** Source information follows **

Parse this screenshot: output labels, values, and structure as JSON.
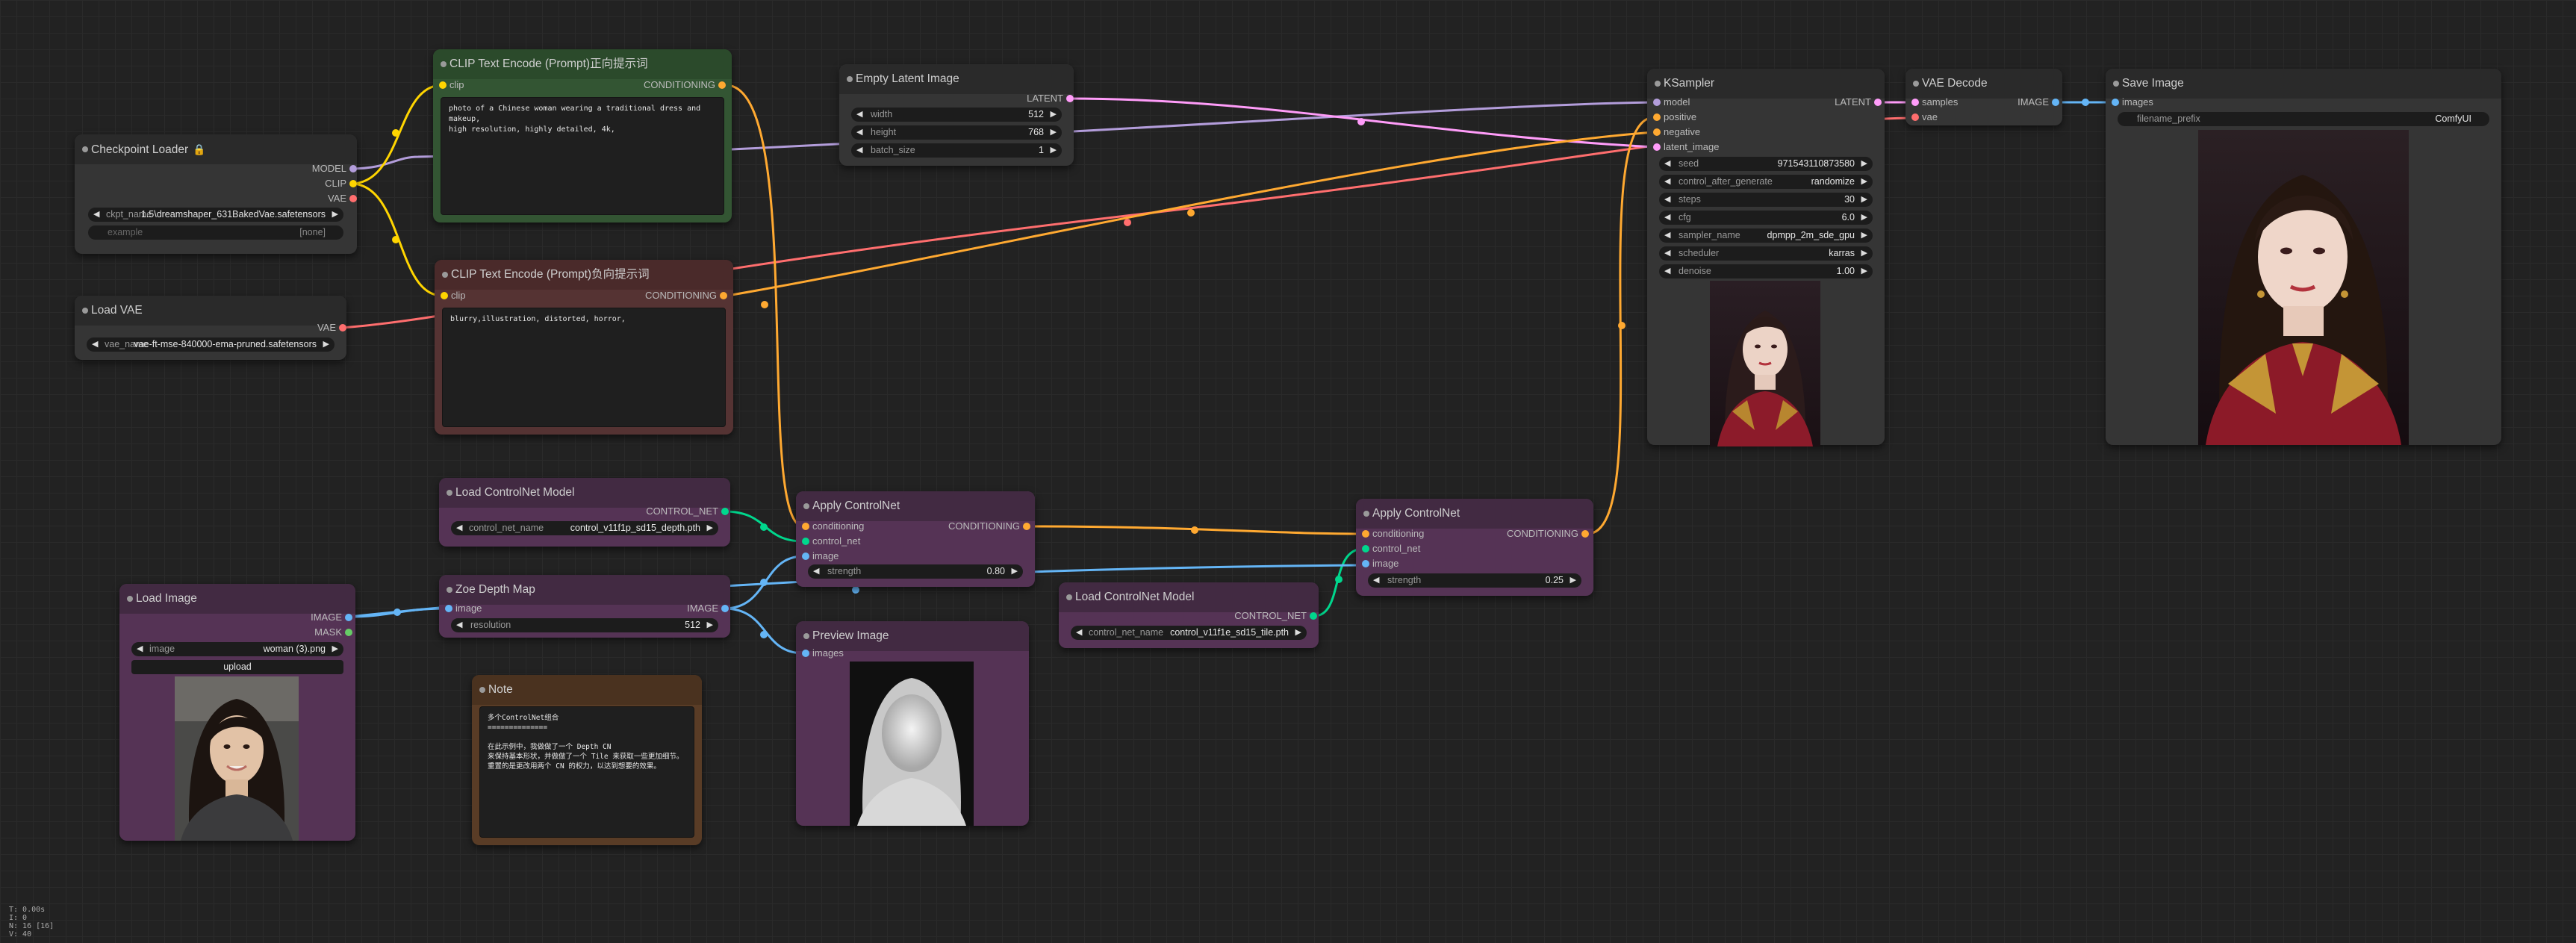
{
  "colors": {
    "clip": "#ffd500",
    "model": "#b39ddb",
    "vae": "#ff6e6e",
    "latent": "#ff9cf9",
    "conditioning": "#ffa931",
    "control_net": "#00d78d",
    "image": "#64b5f6"
  },
  "nodes": {
    "checkpoint_loader": {
      "title": "Checkpoint Loader",
      "outputs": [
        "MODEL",
        "CLIP",
        "VAE"
      ],
      "ckpt_label": "ckpt_name",
      "ckpt_value": "1.5\\dreamshaper_631BakedVae.safetensors",
      "example_label": "example",
      "example_value": "[none]"
    },
    "load_vae": {
      "title": "Load VAE",
      "output": "VAE",
      "vae_label": "vae_name",
      "vae_value": "vae-ft-mse-840000-ema-pruned.safetensors"
    },
    "clip_pos": {
      "title": "CLIP Text Encode (Prompt)正向提示词",
      "input": "clip",
      "output": "CONDITIONING",
      "text": "photo of a Chinese woman wearing a traditional dress and makeup,\nhigh resolution, highly detailed, 4k,"
    },
    "clip_neg": {
      "title": "CLIP Text Encode (Prompt)负向提示词",
      "input": "clip",
      "output": "CONDITIONING",
      "text": "blurry,illustration, distorted, horror,"
    },
    "empty_latent": {
      "title": "Empty Latent Image",
      "output": "LATENT",
      "width_label": "width",
      "width_value": "512",
      "height_label": "height",
      "height_value": "768",
      "batch_label": "batch_size",
      "batch_value": "1"
    },
    "ksampler": {
      "title": "KSampler",
      "inputs": [
        "model",
        "positive",
        "negative",
        "latent_image"
      ],
      "output": "LATENT",
      "widgets": [
        {
          "label": "seed",
          "value": "971543110873580"
        },
        {
          "label": "control_after_generate",
          "value": "randomize"
        },
        {
          "label": "steps",
          "value": "30"
        },
        {
          "label": "cfg",
          "value": "6.0"
        },
        {
          "label": "sampler_name",
          "value": "dpmpp_2m_sde_gpu"
        },
        {
          "label": "scheduler",
          "value": "karras"
        },
        {
          "label": "denoise",
          "value": "1.00"
        }
      ]
    },
    "vae_decode": {
      "title": "VAE Decode",
      "inputs": [
        "samples",
        "vae"
      ],
      "output": "IMAGE"
    },
    "save_image": {
      "title": "Save Image",
      "input": "images",
      "prefix_label": "filename_prefix",
      "prefix_value": "ComfyUI"
    },
    "load_cn_1": {
      "title": "Load ControlNet Model",
      "output": "CONTROL_NET",
      "label": "control_net_name",
      "value": "control_v11f1p_sd15_depth.pth"
    },
    "apply_cn_1": {
      "title": "Apply ControlNet",
      "inputs": [
        "conditioning",
        "control_net",
        "image"
      ],
      "output": "CONDITIONING",
      "strength_label": "strength",
      "strength_value": "0.80"
    },
    "load_image": {
      "title": "Load Image",
      "outputs": [
        "IMAGE",
        "MASK"
      ],
      "image_label": "image",
      "image_value": "woman (3).png",
      "upload_label": "upload"
    },
    "zoe_depth": {
      "title": "Zoe Depth Map",
      "input": "image",
      "output": "IMAGE",
      "res_label": "resolution",
      "res_value": "512"
    },
    "preview_image": {
      "title": "Preview Image",
      "input": "images"
    },
    "note": {
      "title": "Note",
      "text": "多个ControlNet组合\n==============\n\n在此示例中，我做做了一个 Depth CN\n来保持基本形状，并做做了一个 Tile 来获取一些更加细节。\n重置的是更改用两个 CN 的权力，以达到想要的效果。"
    },
    "load_cn_2": {
      "title": "Load ControlNet Model",
      "output": "CONTROL_NET",
      "label": "control_net_name",
      "value": "control_v11f1e_sd15_tile.pth"
    },
    "apply_cn_2": {
      "title": "Apply ControlNet",
      "inputs": [
        "conditioning",
        "control_net",
        "image"
      ],
      "output": "CONDITIONING",
      "strength_label": "strength",
      "strength_value": "0.25"
    }
  },
  "status": "T: 0.00s\nI: 0\nN: 16 [16]\nV: 40"
}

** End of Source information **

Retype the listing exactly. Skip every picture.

Task answer
Parse this screenshot: output labels, values, and structure as JSON.
{
  "colors": {
    "clip": "#ffd500",
    "model": "#b39ddb",
    "vae": "#ff6e6e",
    "latent": "#ff9cf9",
    "conditioning": "#ffa931",
    "control_net": "#00d78d",
    "image": "#64b5f6"
  },
  "nodes": {
    "checkpoint_loader": {
      "title": "Checkpoint Loader",
      "outputs": [
        "MODEL",
        "CLIP",
        "VAE"
      ],
      "ckpt_label": "ckpt_name",
      "ckpt_value": "1.5\\dreamshaper_631BakedVae.safetensors",
      "example_label": "example",
      "example_value": "[none]"
    },
    "load_vae": {
      "title": "Load VAE",
      "output": "VAE",
      "vae_label": "vae_name",
      "vae_value": "vae-ft-mse-840000-ema-pruned.safetensors"
    },
    "clip_pos": {
      "title": "CLIP Text Encode (Prompt)正向提示词",
      "input": "clip",
      "output": "CONDITIONING",
      "text": "photo of a Chinese woman wearing a traditional dress and makeup,\nhigh resolution, highly detailed, 4k,"
    },
    "clip_neg": {
      "title": "CLIP Text Encode (Prompt)负向提示词",
      "input": "clip",
      "output": "CONDITIONING",
      "text": "blurry,illustration, distorted, horror,"
    },
    "empty_latent": {
      "title": "Empty Latent Image",
      "output": "LATENT",
      "width_label": "width",
      "width_value": "512",
      "height_label": "height",
      "height_value": "768",
      "batch_label": "batch_size",
      "batch_value": "1"
    },
    "ksampler": {
      "title": "KSampler",
      "inputs": [
        "model",
        "positive",
        "negative",
        "latent_image"
      ],
      "output": "LATENT",
      "widgets": [
        {
          "label": "seed",
          "value": "971543110873580"
        },
        {
          "label": "control_after_generate",
          "value": "randomize"
        },
        {
          "label": "steps",
          "value": "30"
        },
        {
          "label": "cfg",
          "value": "6.0"
        },
        {
          "label": "sampler_name",
          "value": "dpmpp_2m_sde_gpu"
        },
        {
          "label": "scheduler",
          "value": "karras"
        },
        {
          "label": "denoise",
          "value": "1.00"
        }
      ]
    },
    "vae_decode": {
      "title": "VAE Decode",
      "inputs": [
        "samples",
        "vae"
      ],
      "output": "IMAGE"
    },
    "save_image": {
      "title": "Save Image",
      "input": "images",
      "prefix_label": "filename_prefix",
      "prefix_value": "ComfyUI"
    },
    "load_cn_1": {
      "title": "Load ControlNet Model",
      "output": "CONTROL_NET",
      "label": "control_net_name",
      "value": "control_v11f1p_sd15_depth.pth"
    },
    "apply_cn_1": {
      "title": "Apply ControlNet",
      "inputs": [
        "conditioning",
        "control_net",
        "image"
      ],
      "output": "CONDITIONING",
      "strength_label": "strength",
      "strength_value": "0.80"
    },
    "load_image": {
      "title": "Load Image",
      "outputs": [
        "IMAGE",
        "MASK"
      ],
      "image_label": "image",
      "image_value": "woman (3).png",
      "upload_label": "upload"
    },
    "zoe_depth": {
      "title": "Zoe Depth Map",
      "input": "image",
      "output": "IMAGE",
      "res_label": "resolution",
      "res_value": "512"
    },
    "preview_image": {
      "title": "Preview Image",
      "input": "images"
    },
    "note": {
      "title": "Note",
      "text": "多个ControlNet组合\n==============\n\n在此示例中，我做做了一个 Depth CN\n来保持基本形状，并做做了一个 Tile 来获取一些更加细节。\n重置的是更改用两个 CN 的权力，以达到想要的效果。"
    },
    "load_cn_2": {
      "title": "Load ControlNet Model",
      "output": "CONTROL_NET",
      "label": "control_net_name",
      "value": "control_v11f1e_sd15_tile.pth"
    },
    "apply_cn_2": {
      "title": "Apply ControlNet",
      "inputs": [
        "conditioning",
        "control_net",
        "image"
      ],
      "output": "CONDITIONING",
      "strength_label": "strength",
      "strength_value": "0.25"
    }
  },
  "status": "T: 0.00s\nI: 0\nN: 16 [16]\nV: 40"
}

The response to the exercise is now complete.